For these reasons, the restaurant chain has proved especially popular around college campuses. What could be better for a cash-strapped student than a place you can show up to at 2 a.m. with $5 in your pocket and leave with a smile and belly full of food? "You can get a tray, which is their concept of a meal, for around $5-$6, which is easy to do on a college budget," a former University of Tennessee student told Knox News.

It appears Cook Out has honed in on its target audience and is happy to cater to them. "We try and keep an environment that's conducive to the college campus," a Cook Out staff member explained to Kennesaw State's Sentinel newspaper. "We try to parallel the same culture as they do here so we can make it comfortable for them to come in and enjoy delicious meals at an economical price. We really appreciate the honor."

Cook Out has gotten some unwanted publicity recently

Cook Out has garnered lots of positive reviews, but two similar events have given the brand some negative publicity. In November 2019, two police officers entered a Roxboro, North Carolina Cook Out only to be refused service by the cashier (via CBS 17). The woman instead asked another employee to step in. The cashier later explained to ABC 11 that this particular officer had previously given her a citation. "He makes me uncomfortable, and anxious," she said. "And that's why I called another cashier up to wait on him, because it was only me and the officer in the front. I don't know what could have happened so I called somebody else up to take his order." She added that she had just served three police officers right before the incident. News of what happened reached social media and eventually Cook Out's corporate office, which chose to fire both the cashier and the manager working that night.

The very next year, a similar event occurred in Virginia. A social media post alleged officers visiting a Rocky Mount Cook Out were forced to wait more than 30 minutes as other guests passed them by, and were ignored when they asked for the manager. In response, the restaurant did an internal investigation and ​​found extremely long wait times throughout that particular weekend.

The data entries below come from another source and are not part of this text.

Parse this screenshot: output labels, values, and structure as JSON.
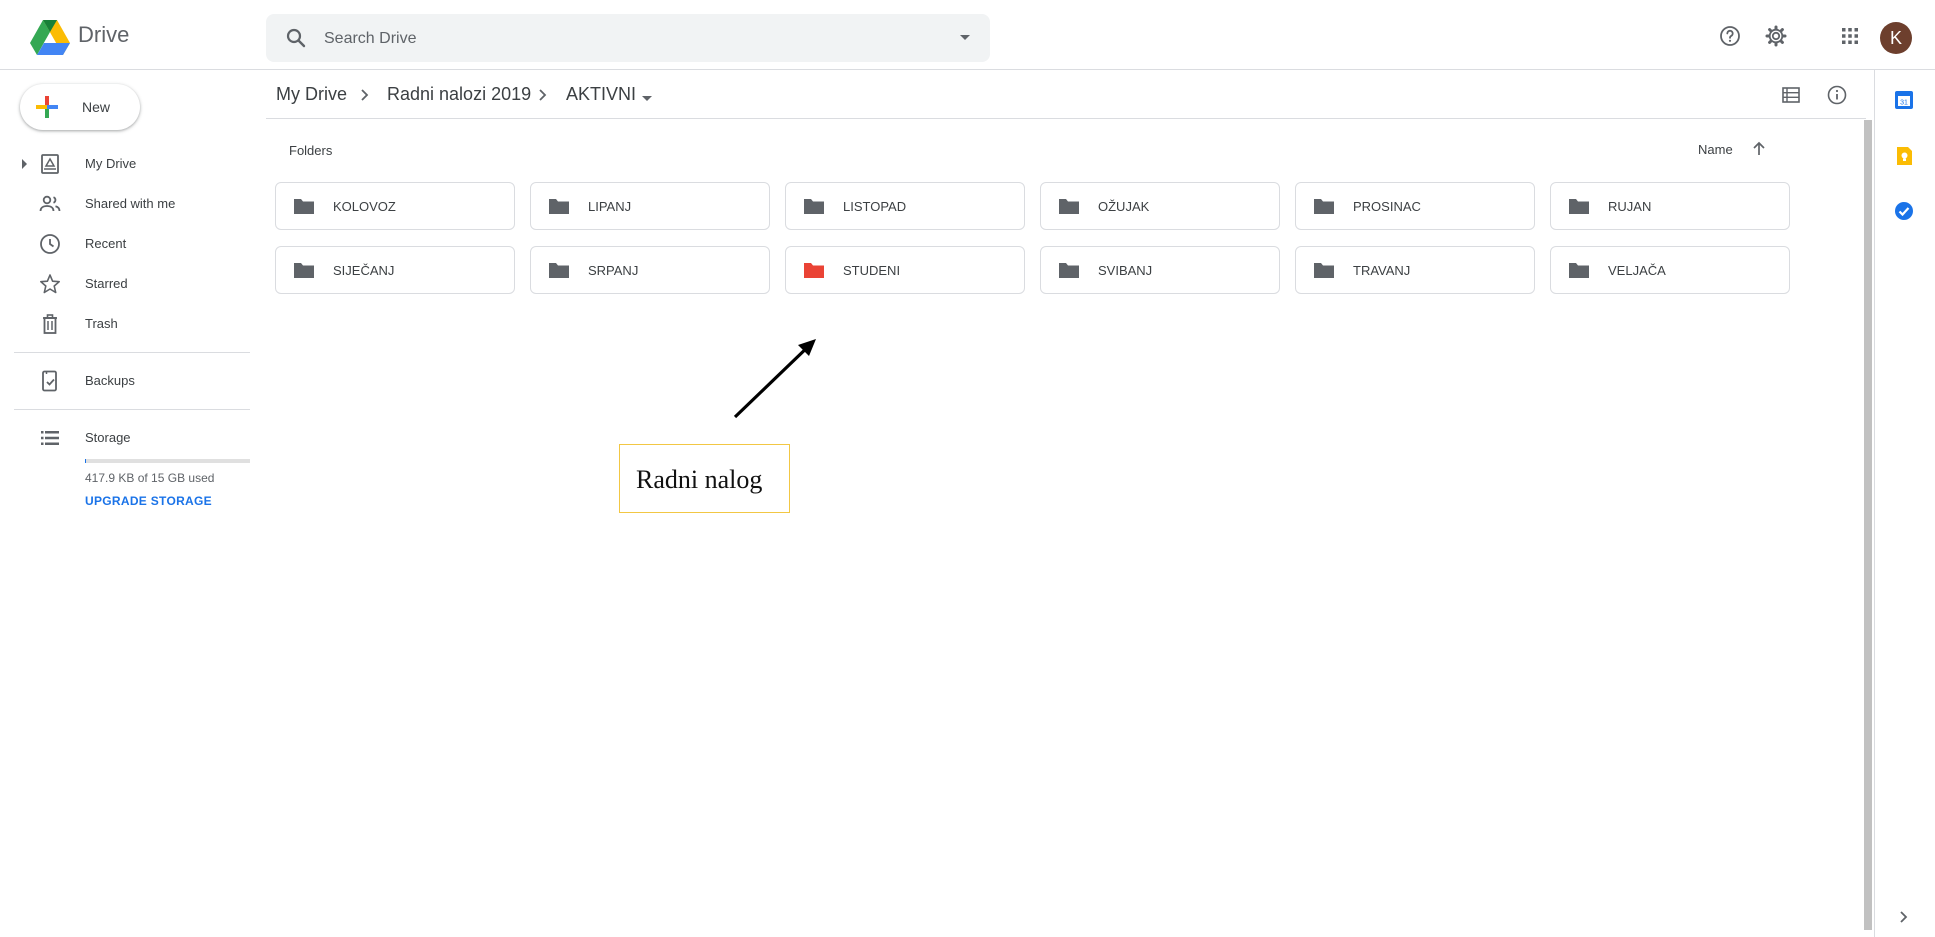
{
  "app": {
    "brand": "Drive",
    "avatar_initial": "K"
  },
  "search": {
    "placeholder": "Search Drive"
  },
  "sidebar": {
    "new_label": "New",
    "items": [
      {
        "label": "My Drive",
        "icon": "my-drive-icon"
      },
      {
        "label": "Shared with me",
        "icon": "people-icon"
      },
      {
        "label": "Recent",
        "icon": "clock-icon"
      },
      {
        "label": "Starred",
        "icon": "star-icon"
      },
      {
        "label": "Trash",
        "icon": "trash-icon"
      },
      {
        "label": "Backups",
        "icon": "backup-icon"
      },
      {
        "label": "Storage",
        "icon": "storage-icon"
      }
    ],
    "storage_used": "417.9 KB of 15 GB used",
    "storage_fraction": 3e-05,
    "upgrade_label": "UPGRADE STORAGE"
  },
  "breadcrumb": {
    "items": [
      "My Drive",
      "Radni nalozi 2019",
      "AKTIVNI"
    ]
  },
  "content": {
    "section_title": "Folders",
    "sort_label": "Name",
    "folders": [
      {
        "name": "KOLOVOZ",
        "color": "#5f6368"
      },
      {
        "name": "LIPANJ",
        "color": "#5f6368"
      },
      {
        "name": "LISTOPAD",
        "color": "#5f6368"
      },
      {
        "name": "OŽUJAK",
        "color": "#5f6368"
      },
      {
        "name": "PROSINAC",
        "color": "#5f6368"
      },
      {
        "name": "RUJAN",
        "color": "#5f6368"
      },
      {
        "name": "SIJEČANJ",
        "color": "#5f6368"
      },
      {
        "name": "SRPANJ",
        "color": "#5f6368"
      },
      {
        "name": "STUDENI",
        "color": "#ea4335"
      },
      {
        "name": "SVIBANJ",
        "color": "#5f6368"
      },
      {
        "name": "TRAVANJ",
        "color": "#5f6368"
      },
      {
        "name": "VELJAČA",
        "color": "#5f6368"
      }
    ]
  },
  "annotation": {
    "text": "Radni nalog"
  },
  "colors": {
    "accent": "#1a73e8",
    "highlight_folder": "#ea4335",
    "annotation_border": "#f2c744"
  }
}
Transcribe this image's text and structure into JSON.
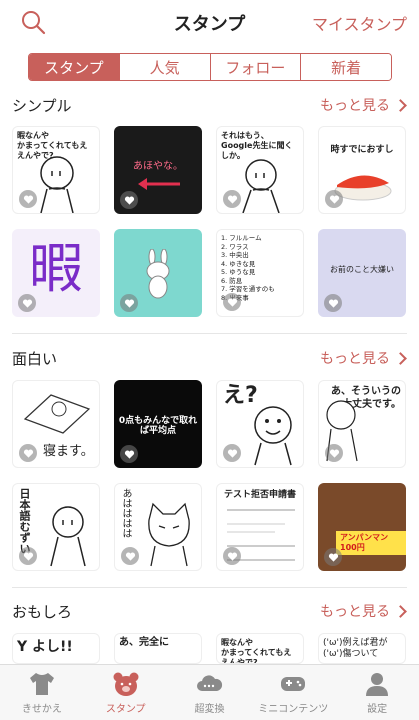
{
  "header": {
    "title": "スタンプ",
    "my_stamp": "マイスタンプ"
  },
  "segments": [
    {
      "label": "スタンプ",
      "active": true
    },
    {
      "label": "人気",
      "active": false
    },
    {
      "label": "フォロー",
      "active": false
    },
    {
      "label": "新着",
      "active": false
    }
  ],
  "sections": [
    {
      "title": "シンプル",
      "more": "もっと見る",
      "tiles": [
        {
          "caption": "暇なんや\nかまってくれてもええんやで?"
        },
        {
          "caption": "あほやな。"
        },
        {
          "caption": "それはもう、\nGoogle先生に聞くしか。"
        },
        {
          "caption": "時すでにおすし"
        },
        {
          "caption": "暇"
        },
        {
          "caption": ""
        },
        {
          "caption": "1. フルルーム\n2. ワラス\n3. 中央出\n4. ゆきな見\n5. ゆうな見\n6. 防息\n7. 学習を通すのも\n8. 出来事"
        },
        {
          "caption": "お前のこと大嫌い"
        }
      ]
    },
    {
      "title": "面白い",
      "more": "もっと見る",
      "tiles": [
        {
          "caption": "寝ます。"
        },
        {
          "caption": "0点もみんなで取れば平均点"
        },
        {
          "caption": "え?"
        },
        {
          "caption": "あ、そういうの\n大丈夫です。"
        },
        {
          "caption": "日本語むずい"
        },
        {
          "caption": "あはははは"
        },
        {
          "caption": "テスト拒否申請書"
        },
        {
          "caption": "アンパンマン 100円"
        }
      ]
    },
    {
      "title": "おもしろ",
      "more": "もっと見る",
      "tiles": [
        {
          "caption": "Y よし!!"
        },
        {
          "caption": "あ、完全に"
        },
        {
          "caption": "暇なんや\nかまってくれてもええんやで?"
        },
        {
          "caption": "('ω')例えば君が\n('ω')傷ついて"
        }
      ]
    }
  ],
  "tabbar": [
    {
      "label": "きせかえ",
      "icon": "shirt-icon",
      "active": false
    },
    {
      "label": "スタンプ",
      "icon": "bear-icon",
      "active": true
    },
    {
      "label": "超変換",
      "icon": "cloud-icon",
      "active": false
    },
    {
      "label": "ミニコンテンツ",
      "icon": "gamepad-icon",
      "active": false
    },
    {
      "label": "設定",
      "icon": "person-icon",
      "active": false
    }
  ],
  "colors": {
    "accent": "#c8605b",
    "dark_tile": "#1a1a1a",
    "mint_tile": "#7ed8cf",
    "lavender_tile": "#d9d9f0"
  }
}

As a result, the company fired both the cashier who did not help the officers and the store's manager.

President Joe Biden is a fan of Cook Out

Whenever politicians are campaigning, especially if they're from out of town, they often try to show they're "of the people" by doing as the locals do. If you're in North Carolina, that means going to Cook Out. So naturally, when he was traveling through the Tar Heel State while on the campaign trail in October 2020, then-Democratic presidential candidate Joe Biden stopped by a Durham Cook Out with his granddaughter for an ice-cold treat. According to Business Insider, Biden eschewed the chain's more adventurous flavors and instead ordered one vanilla milkshake and one chocolate. He said he planned to mix the two to create a black-and-white shake.

Cook Out doesn't need any help attracting customers, even the very powerful ones, but it surely didn't hurt that Biden is a big ice cream fan. "I don't drink. I don't smoke. But I eat a lot of ice cream," the President once declared.